__WHAT TO PRODUCE__
Return all of the material, keeping each line exactly as it is.

-- -- --

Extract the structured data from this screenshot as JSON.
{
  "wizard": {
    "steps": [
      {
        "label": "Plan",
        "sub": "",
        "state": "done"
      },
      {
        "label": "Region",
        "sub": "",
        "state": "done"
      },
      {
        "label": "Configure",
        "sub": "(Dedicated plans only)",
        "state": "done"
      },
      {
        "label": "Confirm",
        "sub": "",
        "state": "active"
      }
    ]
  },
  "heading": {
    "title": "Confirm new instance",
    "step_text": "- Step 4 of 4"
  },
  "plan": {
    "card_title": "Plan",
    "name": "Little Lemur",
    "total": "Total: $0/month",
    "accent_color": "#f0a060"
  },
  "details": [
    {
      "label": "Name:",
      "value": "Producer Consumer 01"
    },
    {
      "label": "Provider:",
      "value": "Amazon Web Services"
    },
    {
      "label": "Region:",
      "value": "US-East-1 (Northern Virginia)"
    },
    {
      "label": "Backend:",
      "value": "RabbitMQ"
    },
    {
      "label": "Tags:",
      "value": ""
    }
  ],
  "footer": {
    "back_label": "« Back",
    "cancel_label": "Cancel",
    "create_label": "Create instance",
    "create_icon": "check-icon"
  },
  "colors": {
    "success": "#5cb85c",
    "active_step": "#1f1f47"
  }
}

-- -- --

__RESPONSE BOX__
Extract the structured data from this screenshot as JSON.
{
  "wizard": {
    "steps": [
      {
        "label": "Plan",
        "sub": "",
        "state": "done"
      },
      {
        "label": "Region",
        "sub": "",
        "state": "done"
      },
      {
        "label": "Configure",
        "sub": "(Dedicated plans only)",
        "state": "done"
      },
      {
        "label": "Confirm",
        "sub": "",
        "state": "active"
      }
    ]
  },
  "heading": {
    "title": "Confirm new instance",
    "step_text": "- Step 4 of 4"
  },
  "plan": {
    "card_title": "Plan",
    "name": "Little Lemur",
    "total": "Total: $0/month",
    "accent_color": "#f0a060"
  },
  "details": [
    {
      "label": "Name:",
      "value": "Producer Consumer 01"
    },
    {
      "label": "Provider:",
      "value": "Amazon Web Services"
    },
    {
      "label": "Region:",
      "value": "US-East-1 (Northern Virginia)"
    },
    {
      "label": "Backend:",
      "value": "RabbitMQ"
    },
    {
      "label": "Tags:",
      "value": ""
    }
  ],
  "footer": {
    "back_label": "« Back",
    "cancel_label": "Cancel",
    "create_label": "Create instance",
    "create_icon": "check-icon"
  },
  "colors": {
    "success": "#5cb85c",
    "active_step": "#1f1f47"
  }
}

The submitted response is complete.